* Picky Eaters bonus: Seeing their work on the dining table will create a positive association with dinnertime, which will help address one of the root causes of picky eating. Check out more strategies for a Family Dinner Reboot here.
4. Serve a signature mocktail/cocktail. If you are hosting a variety of ages for your holiday dinner, keep things simple by creating one cocktail that can be made with or without alcohol. Try my recipes for Sangria or Cranberry Orange Spritzers (a great way to use up that extra cranberry sauce!), as both can be made kid-friendly. This way kids (and non-drinkers) can be included in the festive holiday toasts.
5. Make the plethora of holiday dishes work in your favor. The holiday season can wreak havoc on our figure-watching, mostly because there are so many gatherings and there's a huge variety of tempting dishes for us to try (and most of them are delicious and appealing). Of course we want to indulge in moderation, but this huge variety can have a surprising upside: Use it to expand your children's palates. This is a great time to start a Taste Test Book for your kids, especially if they are picky (I introduce this concept in Episode 3 of The Picky Eaters Project). They'll have a ball writing down all the new dishes they try (who wouldn't want to sample three different kinds of fudge at Aunt Millie's house?). While holiday time might not be the best time to get your family interested in steamed broccoli, establishing a habit of trying new foods now could pay off in January when you are diving into, say, Cauliflower Puree: 3 Ways.

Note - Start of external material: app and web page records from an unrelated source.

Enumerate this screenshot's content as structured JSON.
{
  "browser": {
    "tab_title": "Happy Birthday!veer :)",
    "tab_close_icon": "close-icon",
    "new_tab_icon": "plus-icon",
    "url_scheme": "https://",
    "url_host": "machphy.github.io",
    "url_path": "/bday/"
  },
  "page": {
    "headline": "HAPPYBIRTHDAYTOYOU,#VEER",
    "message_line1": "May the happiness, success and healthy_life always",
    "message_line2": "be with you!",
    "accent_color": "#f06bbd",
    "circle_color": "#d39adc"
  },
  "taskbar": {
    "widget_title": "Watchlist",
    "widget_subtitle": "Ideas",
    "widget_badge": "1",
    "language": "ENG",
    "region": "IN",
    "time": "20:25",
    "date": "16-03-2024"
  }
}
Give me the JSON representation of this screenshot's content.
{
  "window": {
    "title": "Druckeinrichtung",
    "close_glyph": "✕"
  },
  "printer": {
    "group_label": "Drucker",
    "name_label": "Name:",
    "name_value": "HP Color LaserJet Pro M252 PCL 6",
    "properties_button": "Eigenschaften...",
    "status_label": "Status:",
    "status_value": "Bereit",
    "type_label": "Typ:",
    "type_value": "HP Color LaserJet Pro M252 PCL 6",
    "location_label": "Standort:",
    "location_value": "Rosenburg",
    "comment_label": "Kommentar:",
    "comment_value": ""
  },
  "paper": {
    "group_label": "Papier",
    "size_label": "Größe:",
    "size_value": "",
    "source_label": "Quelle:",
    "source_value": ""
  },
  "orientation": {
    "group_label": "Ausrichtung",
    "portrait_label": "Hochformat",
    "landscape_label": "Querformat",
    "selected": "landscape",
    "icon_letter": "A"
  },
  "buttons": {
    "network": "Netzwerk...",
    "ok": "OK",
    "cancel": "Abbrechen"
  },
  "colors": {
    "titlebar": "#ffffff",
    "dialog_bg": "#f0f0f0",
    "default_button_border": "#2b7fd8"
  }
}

What are some of your favorite ways to include your kids in holiday cooking and eating? Tell me in the comments below.